The Policy & Politics Journal is meanwhile making articles focused on Democracy and it’s Discontents free until Sept 20th, this includes some interesting work on direct democracy and deliberative processes.
The Development Impact blog has a review of Gugerty and Karlan’s “The Goldilocks Challenge: Right-Fit Evidence for the Social Sector,” a longer version of the authors’ superficially polemic article, “Ten Reasons Not to Measure Impact – and What to Do Instead.” According to @ICT_works’s read of 15 year old research on ICT4D, not much has changed in the last decade and a half. Oh, and here’s a paper arguing that “marginalized groups may experience less success with digital activism because they are often dependent on smartphones for their primary internet access,” without providing any evidence.
Lastly, there’s been some buzz about McNutt’s new book “Technology, Activism, and Social Justice in a Digital Age.” I’ll simply note that it includes the worst attempt to define civic technology ever.
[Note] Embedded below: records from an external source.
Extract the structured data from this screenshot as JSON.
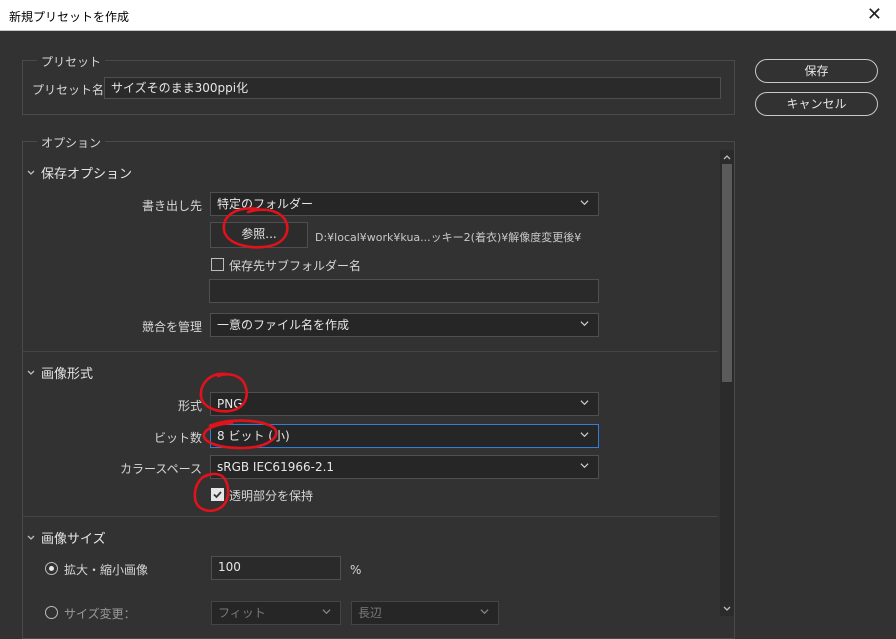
{
  "window": {
    "title": "新規プリセットを作成",
    "close_glyph": "✕"
  },
  "preset": {
    "group_label": "プリセット",
    "name_label": "プリセット名",
    "name_value": "サイズそのまま300ppi化"
  },
  "actions": {
    "save": "保存",
    "cancel": "キャンセル"
  },
  "options_group_label": "オプション",
  "save_options": {
    "header": "保存オプション",
    "dest_label": "書き出し先",
    "dest_value": "特定のフォルダー",
    "browse_label": "参照...",
    "path": "D:¥local¥work¥kua...ッキー2(着衣)¥解像度変更後¥",
    "subfolder_label": "保存先サブフォルダー名",
    "subfolder_value": "",
    "conflict_label": "競合を管理",
    "conflict_value": "一意のファイル名を作成"
  },
  "image_format": {
    "header": "画像形式",
    "format_label": "形式",
    "format_value": "PNG",
    "bitdepth_label": "ビット数",
    "bitdepth_value": "8 ビット (小)",
    "colorspace_label": "カラースペース",
    "colorspace_value": "sRGB IEC61966-2.1",
    "transparency_label": "透明部分を保持",
    "transparency_checked": true
  },
  "image_size": {
    "header": "画像サイズ",
    "scale_label": "拡大・縮小画像",
    "scale_value": "100",
    "scale_unit": "%",
    "resize_label": "サイズ変更：",
    "fit_value": "フィット",
    "edge_value": "長辺"
  },
  "colors": {
    "annotation": "#e0121c",
    "focus": "#2f7fd8",
    "background": "#323232"
  }
}
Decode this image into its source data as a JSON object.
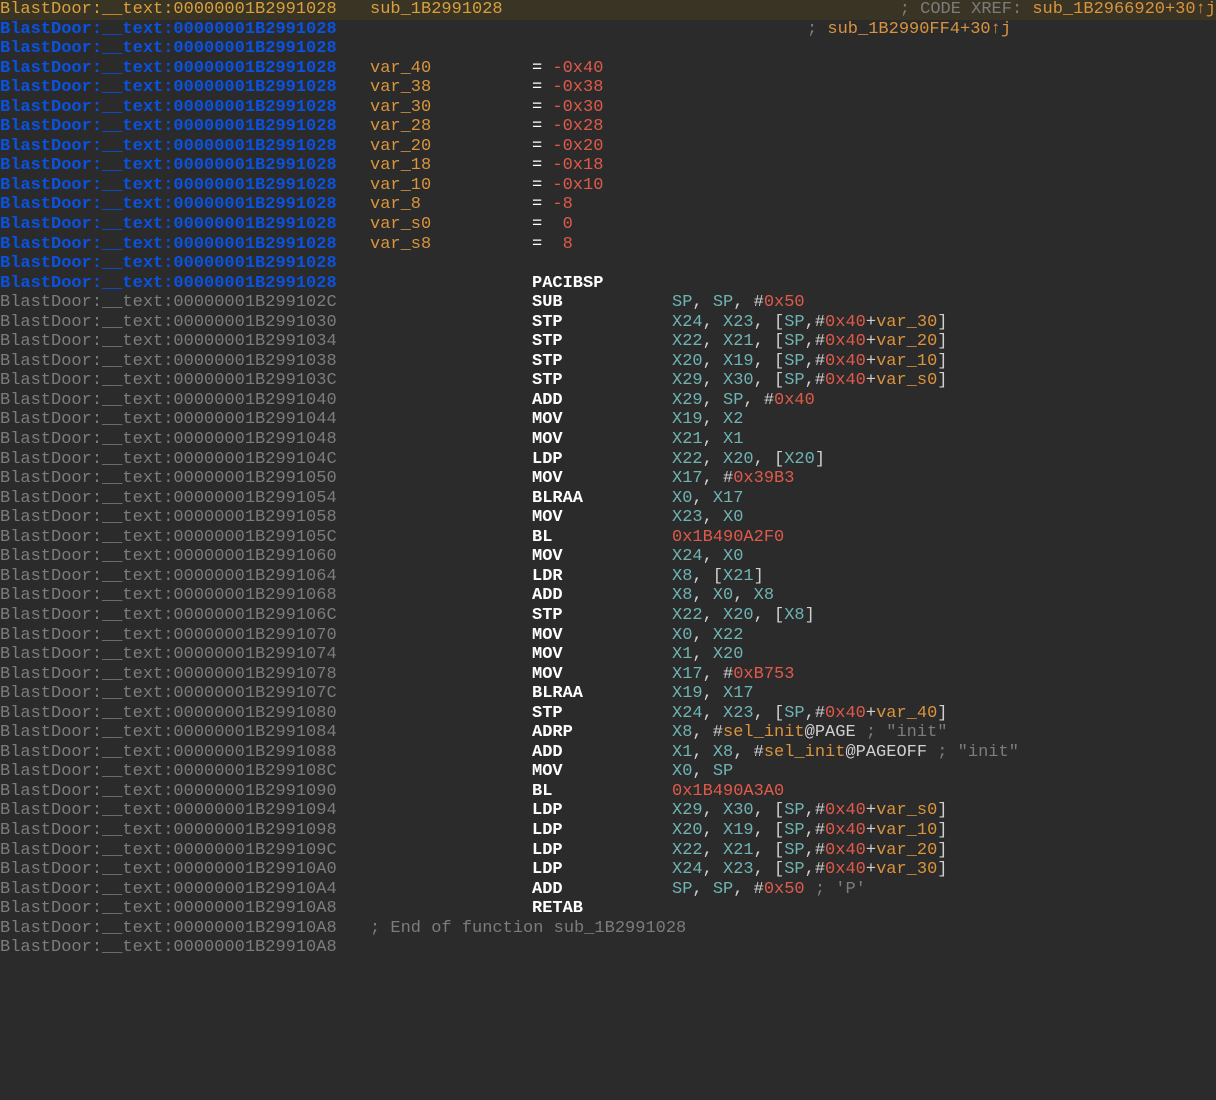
{
  "header": {
    "addr": "BlastDoor:__text:00000001B2991028",
    "sub": "sub_1B2991028",
    "xref1_prefix": "; CODE XREF: ",
    "xref1": "sub_1B2966920+30↑j",
    "xref2_prefix": "; ",
    "xref2": "sub_1B2990FF4+30↑j"
  },
  "blankaddr": "BlastDoor:__text:00000001B2991028",
  "vars": [
    {
      "name": "var_40",
      "eq": "=",
      "val": "-0x40"
    },
    {
      "name": "var_38",
      "eq": "=",
      "val": "-0x38"
    },
    {
      "name": "var_30",
      "eq": "=",
      "val": "-0x30"
    },
    {
      "name": "var_28",
      "eq": "=",
      "val": "-0x28"
    },
    {
      "name": "var_20",
      "eq": "=",
      "val": "-0x20"
    },
    {
      "name": "var_18",
      "eq": "=",
      "val": "-0x18"
    },
    {
      "name": "var_10",
      "eq": "=",
      "val": "-0x10"
    },
    {
      "name": "var_8",
      "eq": "=",
      "val": "-8"
    },
    {
      "name": "var_s0",
      "eq": "=",
      "val": " 0"
    },
    {
      "name": "var_s8",
      "eq": "=",
      "val": " 8"
    }
  ],
  "instrs": [
    {
      "addr": "00000001B2991028",
      "blue": true,
      "mnem": "PACIBSP",
      "args": []
    },
    {
      "addr": "00000001B299102C",
      "mnem": "SUB",
      "args": [
        {
          "t": "reg",
          "v": "SP"
        },
        {
          "t": "p",
          "v": ", "
        },
        {
          "t": "reg",
          "v": "SP"
        },
        {
          "t": "p",
          "v": ", #"
        },
        {
          "t": "hex",
          "v": "0x50"
        }
      ]
    },
    {
      "addr": "00000001B2991030",
      "mnem": "STP",
      "args": [
        {
          "t": "reg",
          "v": "X24"
        },
        {
          "t": "p",
          "v": ", "
        },
        {
          "t": "reg",
          "v": "X23"
        },
        {
          "t": "p",
          "v": ", ["
        },
        {
          "t": "reg",
          "v": "SP"
        },
        {
          "t": "p",
          "v": ",#"
        },
        {
          "t": "hex",
          "v": "0x40"
        },
        {
          "t": "p",
          "v": "+"
        },
        {
          "t": "var",
          "v": "var_30"
        },
        {
          "t": "p",
          "v": "]"
        }
      ]
    },
    {
      "addr": "00000001B2991034",
      "mnem": "STP",
      "args": [
        {
          "t": "reg",
          "v": "X22"
        },
        {
          "t": "p",
          "v": ", "
        },
        {
          "t": "reg",
          "v": "X21"
        },
        {
          "t": "p",
          "v": ", ["
        },
        {
          "t": "reg",
          "v": "SP"
        },
        {
          "t": "p",
          "v": ",#"
        },
        {
          "t": "hex",
          "v": "0x40"
        },
        {
          "t": "p",
          "v": "+"
        },
        {
          "t": "var",
          "v": "var_20"
        },
        {
          "t": "p",
          "v": "]"
        }
      ]
    },
    {
      "addr": "00000001B2991038",
      "mnem": "STP",
      "args": [
        {
          "t": "reg",
          "v": "X20"
        },
        {
          "t": "p",
          "v": ", "
        },
        {
          "t": "reg",
          "v": "X19"
        },
        {
          "t": "p",
          "v": ", ["
        },
        {
          "t": "reg",
          "v": "SP"
        },
        {
          "t": "p",
          "v": ",#"
        },
        {
          "t": "hex",
          "v": "0x40"
        },
        {
          "t": "p",
          "v": "+"
        },
        {
          "t": "var",
          "v": "var_10"
        },
        {
          "t": "p",
          "v": "]"
        }
      ]
    },
    {
      "addr": "00000001B299103C",
      "mnem": "STP",
      "args": [
        {
          "t": "reg",
          "v": "X29"
        },
        {
          "t": "p",
          "v": ", "
        },
        {
          "t": "reg",
          "v": "X30"
        },
        {
          "t": "p",
          "v": ", ["
        },
        {
          "t": "reg",
          "v": "SP"
        },
        {
          "t": "p",
          "v": ",#"
        },
        {
          "t": "hex",
          "v": "0x40"
        },
        {
          "t": "p",
          "v": "+"
        },
        {
          "t": "var",
          "v": "var_s0"
        },
        {
          "t": "p",
          "v": "]"
        }
      ]
    },
    {
      "addr": "00000001B2991040",
      "mnem": "ADD",
      "args": [
        {
          "t": "reg",
          "v": "X29"
        },
        {
          "t": "p",
          "v": ", "
        },
        {
          "t": "reg",
          "v": "SP"
        },
        {
          "t": "p",
          "v": ", #"
        },
        {
          "t": "hex",
          "v": "0x40"
        }
      ]
    },
    {
      "addr": "00000001B2991044",
      "mnem": "MOV",
      "args": [
        {
          "t": "reg",
          "v": "X19"
        },
        {
          "t": "p",
          "v": ", "
        },
        {
          "t": "reg",
          "v": "X2"
        }
      ]
    },
    {
      "addr": "00000001B2991048",
      "mnem": "MOV",
      "args": [
        {
          "t": "reg",
          "v": "X21"
        },
        {
          "t": "p",
          "v": ", "
        },
        {
          "t": "reg",
          "v": "X1"
        }
      ]
    },
    {
      "addr": "00000001B299104C",
      "mnem": "LDP",
      "args": [
        {
          "t": "reg",
          "v": "X22"
        },
        {
          "t": "p",
          "v": ", "
        },
        {
          "t": "reg",
          "v": "X20"
        },
        {
          "t": "p",
          "v": ", ["
        },
        {
          "t": "reg",
          "v": "X20"
        },
        {
          "t": "p",
          "v": "]"
        }
      ]
    },
    {
      "addr": "00000001B2991050",
      "mnem": "MOV",
      "args": [
        {
          "t": "reg",
          "v": "X17"
        },
        {
          "t": "p",
          "v": ", #"
        },
        {
          "t": "hex",
          "v": "0x39B3"
        }
      ]
    },
    {
      "addr": "00000001B2991054",
      "mnem": "BLRAA",
      "args": [
        {
          "t": "reg",
          "v": "X0"
        },
        {
          "t": "p",
          "v": ", "
        },
        {
          "t": "reg",
          "v": "X17"
        }
      ]
    },
    {
      "addr": "00000001B2991058",
      "mnem": "MOV",
      "args": [
        {
          "t": "reg",
          "v": "X23"
        },
        {
          "t": "p",
          "v": ", "
        },
        {
          "t": "reg",
          "v": "X0"
        }
      ]
    },
    {
      "addr": "00000001B299105C",
      "mnem": "BL",
      "args": [
        {
          "t": "branch",
          "v": "0x1B490A2F0"
        }
      ]
    },
    {
      "addr": "00000001B2991060",
      "mnem": "MOV",
      "args": [
        {
          "t": "reg",
          "v": "X24"
        },
        {
          "t": "p",
          "v": ", "
        },
        {
          "t": "reg",
          "v": "X0"
        }
      ]
    },
    {
      "addr": "00000001B2991064",
      "mnem": "LDR",
      "args": [
        {
          "t": "reg",
          "v": "X8"
        },
        {
          "t": "p",
          "v": ", ["
        },
        {
          "t": "reg",
          "v": "X21"
        },
        {
          "t": "p",
          "v": "]"
        }
      ]
    },
    {
      "addr": "00000001B2991068",
      "mnem": "ADD",
      "args": [
        {
          "t": "reg",
          "v": "X8"
        },
        {
          "t": "p",
          "v": ", "
        },
        {
          "t": "reg",
          "v": "X0"
        },
        {
          "t": "p",
          "v": ", "
        },
        {
          "t": "reg",
          "v": "X8"
        }
      ]
    },
    {
      "addr": "00000001B299106C",
      "mnem": "STP",
      "args": [
        {
          "t": "reg",
          "v": "X22"
        },
        {
          "t": "p",
          "v": ", "
        },
        {
          "t": "reg",
          "v": "X20"
        },
        {
          "t": "p",
          "v": ", ["
        },
        {
          "t": "reg",
          "v": "X8"
        },
        {
          "t": "p",
          "v": "]"
        }
      ]
    },
    {
      "addr": "00000001B2991070",
      "mnem": "MOV",
      "args": [
        {
          "t": "reg",
          "v": "X0"
        },
        {
          "t": "p",
          "v": ", "
        },
        {
          "t": "reg",
          "v": "X22"
        }
      ]
    },
    {
      "addr": "00000001B2991074",
      "mnem": "MOV",
      "args": [
        {
          "t": "reg",
          "v": "X1"
        },
        {
          "t": "p",
          "v": ", "
        },
        {
          "t": "reg",
          "v": "X20"
        }
      ]
    },
    {
      "addr": "00000001B2991078",
      "mnem": "MOV",
      "args": [
        {
          "t": "reg",
          "v": "X17"
        },
        {
          "t": "p",
          "v": ", #"
        },
        {
          "t": "hex",
          "v": "0xB753"
        }
      ]
    },
    {
      "addr": "00000001B299107C",
      "mnem": "BLRAA",
      "args": [
        {
          "t": "reg",
          "v": "X19"
        },
        {
          "t": "p",
          "v": ", "
        },
        {
          "t": "reg",
          "v": "X17"
        }
      ]
    },
    {
      "addr": "00000001B2991080",
      "mnem": "STP",
      "args": [
        {
          "t": "reg",
          "v": "X24"
        },
        {
          "t": "p",
          "v": ", "
        },
        {
          "t": "reg",
          "v": "X23"
        },
        {
          "t": "p",
          "v": ", ["
        },
        {
          "t": "reg",
          "v": "SP"
        },
        {
          "t": "p",
          "v": ",#"
        },
        {
          "t": "hex",
          "v": "0x40"
        },
        {
          "t": "p",
          "v": "+"
        },
        {
          "t": "var",
          "v": "var_40"
        },
        {
          "t": "p",
          "v": "]"
        }
      ]
    },
    {
      "addr": "00000001B2991084",
      "mnem": "ADRP",
      "args": [
        {
          "t": "reg",
          "v": "X8"
        },
        {
          "t": "p",
          "v": ", #"
        },
        {
          "t": "sel",
          "v": "sel_init"
        },
        {
          "t": "p",
          "v": "@PAGE "
        },
        {
          "t": "cmt",
          "v": "; \"init\""
        }
      ]
    },
    {
      "addr": "00000001B2991088",
      "mnem": "ADD",
      "args": [
        {
          "t": "reg",
          "v": "X1"
        },
        {
          "t": "p",
          "v": ", "
        },
        {
          "t": "reg",
          "v": "X8"
        },
        {
          "t": "p",
          "v": ", #"
        },
        {
          "t": "sel",
          "v": "sel_init"
        },
        {
          "t": "p",
          "v": "@PAGEOFF "
        },
        {
          "t": "cmt",
          "v": "; \"init\""
        }
      ]
    },
    {
      "addr": "00000001B299108C",
      "mnem": "MOV",
      "args": [
        {
          "t": "reg",
          "v": "X0"
        },
        {
          "t": "p",
          "v": ", "
        },
        {
          "t": "reg",
          "v": "SP"
        }
      ]
    },
    {
      "addr": "00000001B2991090",
      "mnem": "BL",
      "args": [
        {
          "t": "branch",
          "v": "0x1B490A3A0"
        }
      ]
    },
    {
      "addr": "00000001B2991094",
      "mnem": "LDP",
      "args": [
        {
          "t": "reg",
          "v": "X29"
        },
        {
          "t": "p",
          "v": ", "
        },
        {
          "t": "reg",
          "v": "X30"
        },
        {
          "t": "p",
          "v": ", ["
        },
        {
          "t": "reg",
          "v": "SP"
        },
        {
          "t": "p",
          "v": ",#"
        },
        {
          "t": "hex",
          "v": "0x40"
        },
        {
          "t": "p",
          "v": "+"
        },
        {
          "t": "var",
          "v": "var_s0"
        },
        {
          "t": "p",
          "v": "]"
        }
      ]
    },
    {
      "addr": "00000001B2991098",
      "mnem": "LDP",
      "args": [
        {
          "t": "reg",
          "v": "X20"
        },
        {
          "t": "p",
          "v": ", "
        },
        {
          "t": "reg",
          "v": "X19"
        },
        {
          "t": "p",
          "v": ", ["
        },
        {
          "t": "reg",
          "v": "SP"
        },
        {
          "t": "p",
          "v": ",#"
        },
        {
          "t": "hex",
          "v": "0x40"
        },
        {
          "t": "p",
          "v": "+"
        },
        {
          "t": "var",
          "v": "var_10"
        },
        {
          "t": "p",
          "v": "]"
        }
      ]
    },
    {
      "addr": "00000001B299109C",
      "mnem": "LDP",
      "args": [
        {
          "t": "reg",
          "v": "X22"
        },
        {
          "t": "p",
          "v": ", "
        },
        {
          "t": "reg",
          "v": "X21"
        },
        {
          "t": "p",
          "v": ", ["
        },
        {
          "t": "reg",
          "v": "SP"
        },
        {
          "t": "p",
          "v": ",#"
        },
        {
          "t": "hex",
          "v": "0x40"
        },
        {
          "t": "p",
          "v": "+"
        },
        {
          "t": "var",
          "v": "var_20"
        },
        {
          "t": "p",
          "v": "]"
        }
      ]
    },
    {
      "addr": "00000001B29910A0",
      "mnem": "LDP",
      "args": [
        {
          "t": "reg",
          "v": "X24"
        },
        {
          "t": "p",
          "v": ", "
        },
        {
          "t": "reg",
          "v": "X23"
        },
        {
          "t": "p",
          "v": ", ["
        },
        {
          "t": "reg",
          "v": "SP"
        },
        {
          "t": "p",
          "v": ",#"
        },
        {
          "t": "hex",
          "v": "0x40"
        },
        {
          "t": "p",
          "v": "+"
        },
        {
          "t": "var",
          "v": "var_30"
        },
        {
          "t": "p",
          "v": "]"
        }
      ]
    },
    {
      "addr": "00000001B29910A4",
      "mnem": "ADD",
      "args": [
        {
          "t": "reg",
          "v": "SP"
        },
        {
          "t": "p",
          "v": ", "
        },
        {
          "t": "reg",
          "v": "SP"
        },
        {
          "t": "p",
          "v": ", #"
        },
        {
          "t": "hex",
          "v": "0x50"
        },
        {
          "t": "p",
          "v": " "
        },
        {
          "t": "cmt",
          "v": "; 'P'"
        }
      ]
    },
    {
      "addr": "00000001B29910A8",
      "mnem": "RETAB",
      "args": []
    }
  ],
  "endfunc": {
    "addr": "BlastDoor:__text:00000001B29910A8",
    "text": "; End of function sub_1B2991028"
  },
  "tailaddr": "BlastDoor:__text:00000001B29910A8"
}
Because that’s not how venn diagrams work.
Why are there always so many of these that I can’t fit into the “findings” section? Chew on that…
- There’s 10 short success stories for open agricultural data in the @godanSec impact report.
- Zombie campaigns (my term): a study of Nigeria’s Bring Back Our Girls social media campaign “developed a life of its own as many other actors now continue to promote the issue even when the BBOG appears to be fatigued and silent.”
- “Design microprotest is a form of design activism that is always collaborative, takes place within a community, and involves careful translation of a political conversation.”
- This book (Online Activism: Social Change Through Social Media) includes a chapter entitled “How to be an Online Activist”. Because *that’s* the problem: ppl don’t know how.
Ok. This is taking too long.
- E-participation in China (it matters)
- Chinese data portal users (age and education matter)
- Evaluating 5 years of A2I in Brazil (not so hot)
- Suppliers of Brazilian govt data (good intentions, bad data)
- Twitter for collaborative mapping in Brazil (bad incentives)
- Developing a civil society participation index in the Philippines (it’s complicated)
- Civic hackathons in France and Russia (STS ethnography)
- Digital Food Activism (11 chapters’ worth)
- Visualization tech to influence public policy (a comparison)
- Open data sets in Colombia (you can measure quality)
- Parliamentary Monitoring in Switzerland (newspapers still matter)
- Identifying Healthcare Fraud with Open Data (here’s how)
- #MeToo and Student Activism against Sexual Violence (Canadian students FTW)
- Open parliaments in Nigeria and South Africa (accountability: it could happen)
- m-Health and e-Health in India (there’s more to do)
- Online Activism in Kazakhstan, Kyrgyzstan, and Tajikistan (it’s hard)
- Open government data to co-create public services in Estonia (more stakeholders pls)
- Mobile phones and gender empowerment in PNG (it’s complicated)
- Government-citizen interaction over Twitter in Indonesia (it’s popular)
- Applying blockchain to OECD data repositories (because blockchain)
- Alternative strategies for tax campaigning (begs a sandwich strategy)
- Twitter activism and journalism in the US (so much theory)
Miscellanea and Absurdum
“A self-efficacy informed approach to anonymously locating digital disruptors” is a paper published in First Monday that proposes a method for identifying anonymous activists and internet disruptors by virtue of how good they think they are at being nerds. I don’t even know where to start with this one.